At the same time, the executive order and pending legislation create incentives for “co-responding” programs where a police officer arrives with a mental health clinician. Preliminary results of such programs around the country show great promise.
Co-responding initiatives are founded on sensible premises. First, even as states like Ohio are now looking at reversing their laws that require less training for cops than cosmetologists, the reality is that officers must be jacks of all trades. It is not realistic to think an officer will have ever been as well trained to deal with mental health as a counselor who has made a career of it. In Los Angeles, data demonstrated that 36% of police shootings involved a suspect with mental illness.

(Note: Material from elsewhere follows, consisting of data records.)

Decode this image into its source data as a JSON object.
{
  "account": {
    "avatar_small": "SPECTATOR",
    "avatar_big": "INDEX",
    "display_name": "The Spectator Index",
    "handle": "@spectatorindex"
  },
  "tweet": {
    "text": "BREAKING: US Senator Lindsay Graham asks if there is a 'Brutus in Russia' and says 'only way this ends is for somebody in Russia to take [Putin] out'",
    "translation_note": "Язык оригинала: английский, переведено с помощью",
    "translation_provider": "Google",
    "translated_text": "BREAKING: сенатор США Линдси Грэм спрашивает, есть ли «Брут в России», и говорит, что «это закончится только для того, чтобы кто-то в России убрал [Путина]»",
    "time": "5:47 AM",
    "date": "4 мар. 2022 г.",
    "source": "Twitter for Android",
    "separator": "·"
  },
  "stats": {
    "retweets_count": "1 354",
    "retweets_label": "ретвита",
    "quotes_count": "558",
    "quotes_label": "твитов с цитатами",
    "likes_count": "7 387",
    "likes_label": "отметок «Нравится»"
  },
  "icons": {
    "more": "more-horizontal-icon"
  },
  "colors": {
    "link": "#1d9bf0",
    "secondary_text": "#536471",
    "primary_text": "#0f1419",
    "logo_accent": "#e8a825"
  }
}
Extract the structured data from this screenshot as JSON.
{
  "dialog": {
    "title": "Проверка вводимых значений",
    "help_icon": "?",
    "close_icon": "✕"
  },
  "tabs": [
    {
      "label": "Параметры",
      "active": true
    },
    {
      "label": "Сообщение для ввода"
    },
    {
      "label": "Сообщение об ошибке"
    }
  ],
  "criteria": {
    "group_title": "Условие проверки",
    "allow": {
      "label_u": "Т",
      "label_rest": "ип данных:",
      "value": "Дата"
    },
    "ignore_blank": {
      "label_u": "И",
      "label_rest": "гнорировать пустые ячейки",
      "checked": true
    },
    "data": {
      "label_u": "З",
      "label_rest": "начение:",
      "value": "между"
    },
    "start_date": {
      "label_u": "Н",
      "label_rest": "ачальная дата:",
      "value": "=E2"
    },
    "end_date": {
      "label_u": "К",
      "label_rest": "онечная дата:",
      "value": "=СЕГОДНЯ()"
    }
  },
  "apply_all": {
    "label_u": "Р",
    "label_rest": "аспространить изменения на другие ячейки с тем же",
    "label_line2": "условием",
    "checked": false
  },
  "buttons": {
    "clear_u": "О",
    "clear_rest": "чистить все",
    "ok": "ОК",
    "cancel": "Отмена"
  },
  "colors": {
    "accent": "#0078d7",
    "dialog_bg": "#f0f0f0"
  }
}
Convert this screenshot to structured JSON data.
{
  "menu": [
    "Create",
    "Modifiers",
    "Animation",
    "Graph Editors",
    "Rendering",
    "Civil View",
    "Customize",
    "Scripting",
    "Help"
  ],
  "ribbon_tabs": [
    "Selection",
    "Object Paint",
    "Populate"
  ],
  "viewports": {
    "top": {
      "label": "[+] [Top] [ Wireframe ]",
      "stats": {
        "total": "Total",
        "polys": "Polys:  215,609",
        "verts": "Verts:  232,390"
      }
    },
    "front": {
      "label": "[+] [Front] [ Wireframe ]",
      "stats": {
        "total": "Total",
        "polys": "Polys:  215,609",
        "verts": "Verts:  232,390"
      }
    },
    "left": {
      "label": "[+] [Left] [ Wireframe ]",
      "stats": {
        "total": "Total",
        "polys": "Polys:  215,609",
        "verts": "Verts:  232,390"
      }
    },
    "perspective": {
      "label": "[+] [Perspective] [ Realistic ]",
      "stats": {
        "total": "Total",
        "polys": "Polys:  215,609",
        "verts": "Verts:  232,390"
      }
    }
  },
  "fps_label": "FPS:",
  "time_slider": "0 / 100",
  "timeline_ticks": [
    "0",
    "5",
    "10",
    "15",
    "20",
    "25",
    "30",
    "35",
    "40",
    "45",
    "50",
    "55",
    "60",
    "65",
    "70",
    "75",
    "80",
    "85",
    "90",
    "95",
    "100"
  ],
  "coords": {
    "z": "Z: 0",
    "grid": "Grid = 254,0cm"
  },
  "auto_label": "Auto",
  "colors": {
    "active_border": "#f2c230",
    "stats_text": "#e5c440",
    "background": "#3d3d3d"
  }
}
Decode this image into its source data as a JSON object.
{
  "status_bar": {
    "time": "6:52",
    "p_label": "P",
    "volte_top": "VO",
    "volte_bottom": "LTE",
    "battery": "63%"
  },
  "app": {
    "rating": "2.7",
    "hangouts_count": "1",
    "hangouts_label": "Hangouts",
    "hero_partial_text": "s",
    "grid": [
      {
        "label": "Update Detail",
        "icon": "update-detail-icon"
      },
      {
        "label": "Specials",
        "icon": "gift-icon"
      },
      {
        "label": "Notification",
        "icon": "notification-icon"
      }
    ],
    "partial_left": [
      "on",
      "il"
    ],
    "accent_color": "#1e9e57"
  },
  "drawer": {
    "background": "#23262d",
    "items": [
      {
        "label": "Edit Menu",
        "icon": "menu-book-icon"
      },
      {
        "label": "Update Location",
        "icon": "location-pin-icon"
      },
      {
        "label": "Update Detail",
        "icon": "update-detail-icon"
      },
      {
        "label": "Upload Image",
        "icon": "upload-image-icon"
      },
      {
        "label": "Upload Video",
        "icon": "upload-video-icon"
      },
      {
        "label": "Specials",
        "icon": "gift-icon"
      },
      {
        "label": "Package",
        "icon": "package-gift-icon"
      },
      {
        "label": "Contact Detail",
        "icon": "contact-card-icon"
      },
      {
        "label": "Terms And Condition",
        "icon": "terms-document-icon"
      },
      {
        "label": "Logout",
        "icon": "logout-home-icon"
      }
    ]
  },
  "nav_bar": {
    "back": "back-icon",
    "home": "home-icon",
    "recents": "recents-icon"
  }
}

Moreover, while a study found police officers do not have negative views of those with mental illness, people with mental illness who have interacted with police have a less favorable impression of police than the general public. The presence of a counselor with the officer can take the edge off in a situation where the person could be frightened if confronted only by an officer with a gun. It can also defuse problems created by the fact that those with serious mental illness often have difficulty following orders.

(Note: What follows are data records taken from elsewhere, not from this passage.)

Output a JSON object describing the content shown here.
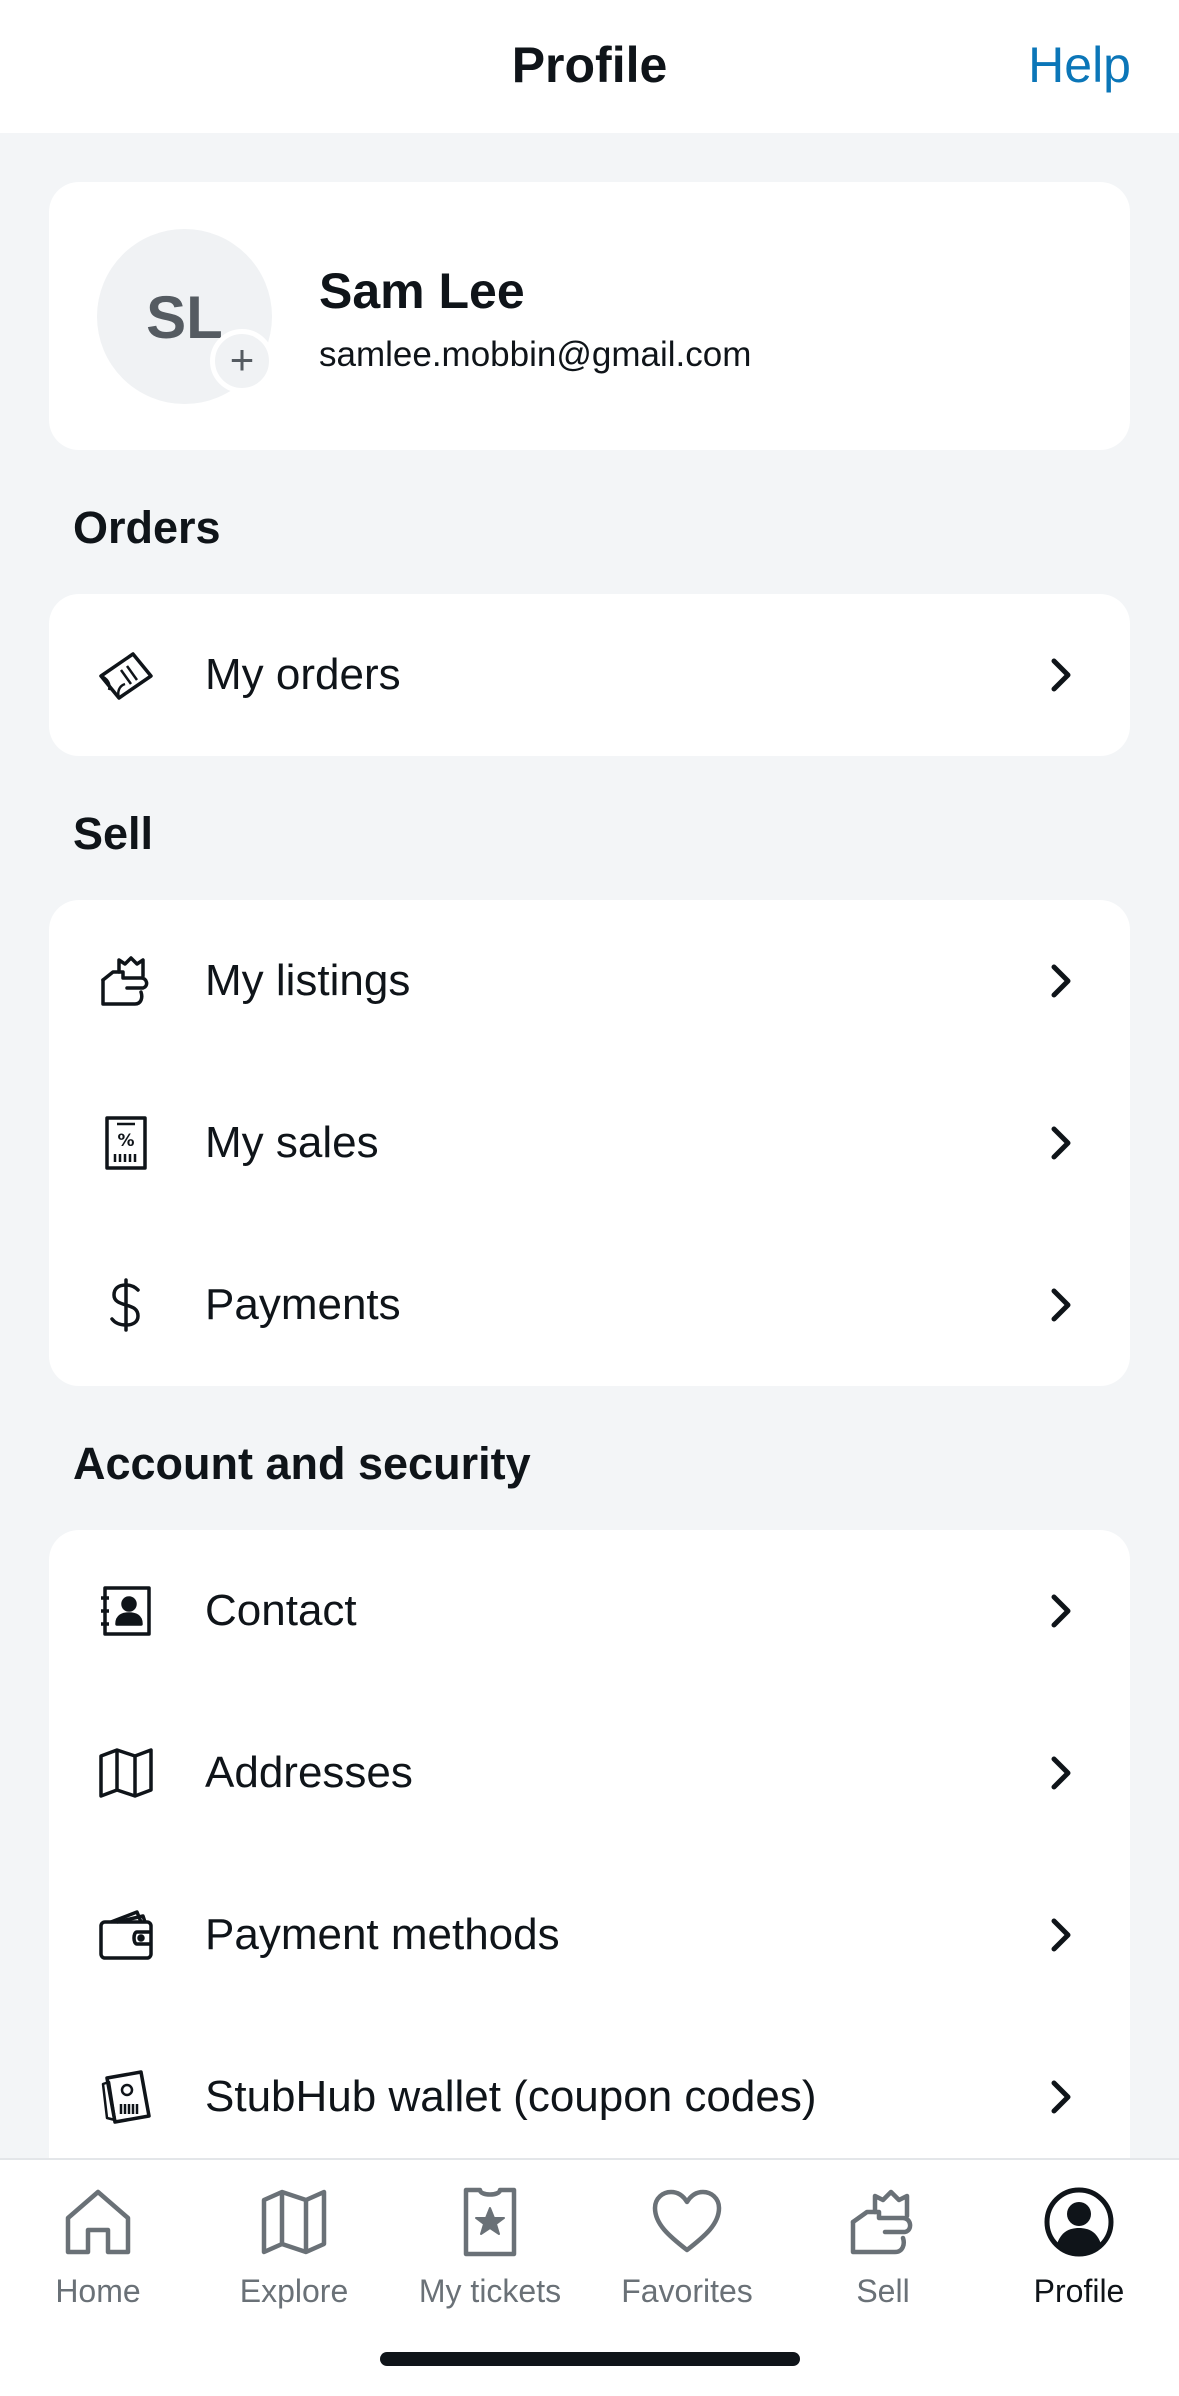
{
  "header": {
    "title": "Profile",
    "help_label": "Help"
  },
  "profile": {
    "initials": "SL",
    "name": "Sam Lee",
    "email": "samlee.mobbin@gmail.com",
    "add_glyph": "+"
  },
  "sections": {
    "orders": {
      "title": "Orders",
      "items": [
        {
          "label": "My orders",
          "icon": "ticket-icon"
        }
      ]
    },
    "sell": {
      "title": "Sell",
      "items": [
        {
          "label": "My listings",
          "icon": "hand-ticket-icon"
        },
        {
          "label": "My sales",
          "icon": "receipt-percent-icon"
        },
        {
          "label": "Payments",
          "icon": "dollar-icon"
        }
      ]
    },
    "account": {
      "title": "Account and security",
      "items": [
        {
          "label": "Contact",
          "icon": "contact-card-icon"
        },
        {
          "label": "Addresses",
          "icon": "map-icon"
        },
        {
          "label": "Payment methods",
          "icon": "wallet-icon"
        },
        {
          "label": "StubHub wallet (coupon codes)",
          "icon": "coupon-icon"
        }
      ]
    }
  },
  "tabbar": {
    "items": [
      {
        "label": "Home",
        "icon": "home-icon",
        "active": false
      },
      {
        "label": "Explore",
        "icon": "map-icon",
        "active": false
      },
      {
        "label": "My tickets",
        "icon": "ticket-star-icon",
        "active": false
      },
      {
        "label": "Favorites",
        "icon": "heart-icon",
        "active": false
      },
      {
        "label": "Sell",
        "icon": "hand-ticket-icon",
        "active": false
      },
      {
        "label": "Profile",
        "icon": "profile-icon",
        "active": true
      }
    ]
  },
  "colors": {
    "accent": "#0b76b8",
    "background": "#f3f5f7",
    "text": "#0f1419",
    "inactive": "#6a7177"
  }
}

Of course, there are situations involving 911 calls in which no criminal conduct is alleged that can be handled by mobile mental health crisis units. There are 14 such units in use in Connecticut that have reduced emergency room visits by 25%. However, in cases where there is a risk of the person with mental illness hurting himself or others, co-responding offers the best of both worlds. It allows for an initial therapeutic intervention but provides the added security of physical intervention if needed. This provides greater assurance that clinicians will not be harmed.

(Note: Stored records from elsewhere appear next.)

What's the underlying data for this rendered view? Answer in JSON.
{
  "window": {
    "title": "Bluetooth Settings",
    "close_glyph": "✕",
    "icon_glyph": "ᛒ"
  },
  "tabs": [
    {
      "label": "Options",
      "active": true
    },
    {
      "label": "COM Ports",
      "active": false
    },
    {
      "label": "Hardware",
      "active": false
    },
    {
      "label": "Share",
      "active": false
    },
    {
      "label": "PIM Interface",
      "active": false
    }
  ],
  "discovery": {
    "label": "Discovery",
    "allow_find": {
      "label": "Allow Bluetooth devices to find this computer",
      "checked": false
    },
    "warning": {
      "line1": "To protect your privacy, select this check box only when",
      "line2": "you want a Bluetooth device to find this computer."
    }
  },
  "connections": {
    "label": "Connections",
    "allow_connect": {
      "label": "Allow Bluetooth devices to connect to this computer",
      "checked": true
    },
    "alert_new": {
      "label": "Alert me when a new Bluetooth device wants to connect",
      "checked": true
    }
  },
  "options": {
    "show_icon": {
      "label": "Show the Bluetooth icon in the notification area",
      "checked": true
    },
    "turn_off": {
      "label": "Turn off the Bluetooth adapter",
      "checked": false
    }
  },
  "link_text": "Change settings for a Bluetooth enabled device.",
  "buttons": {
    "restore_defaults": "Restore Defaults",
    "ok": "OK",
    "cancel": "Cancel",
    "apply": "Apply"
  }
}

One study found co-responding led to significantly lower rates of injury and arrest when compared with responses to comparable calls involving only officers. Though having the clinician appear in person is ideal, amid COVID-19 it is notable that even initiatives that rely on virtual co-responding show promise. For example, since 2012 the Springfield, Mo., Police Department and Burrell Behavioral Health have partnered to provide Virtual-Mobile Crisis Intervention. Using iPads, officers can instantly access assessments, referrals, and even follow-up case management. This has reduced the number of times individuals with mental illness must be transported to the hospital.
As the president’s executive order ushers in more co-responding initiatives, state and local governments must also expand diversion efforts and tackle reentry issues. In San Antonio, the Bexar County Jail Diversion Program has become a national model, including everything from a 24-hour crisis care center available to police and pretrial supervision involving probation officers with lower caseloads and special training in mental illness. Beyond being more humane than jail, it costs less: The county’s cost per diversion is $350, compared to $2,295 per jail booking.
Of course, not every case involving a person with mental illness consists of minor offenses, and sometimes jail is the only option. To avoid a revolving door, jurisdictions such as Denver have created programs within their jails to ensure that when inmates with mental illness are discharged, they have access to the supervision and services that will reduce the risks to themselves and others. In the Crisis Intervention Response Unit in the Denver jail, sheriff’s deputies work with clinicians to develop an individualized reentry plan. This often includes meetings with care providers upon discharge and even transportation arrangements.
The challenges involving people with mental illness and the justice system cannot be fixed through any directive, but the latest White House executive order is a step forward. Experts across the spectrum have rightly identified cases involving people with mental illness as among those where we place the greatest burdens on law enforcement. To meet this challenge, the current moment provides an opportunity to augment, not abolish, the police.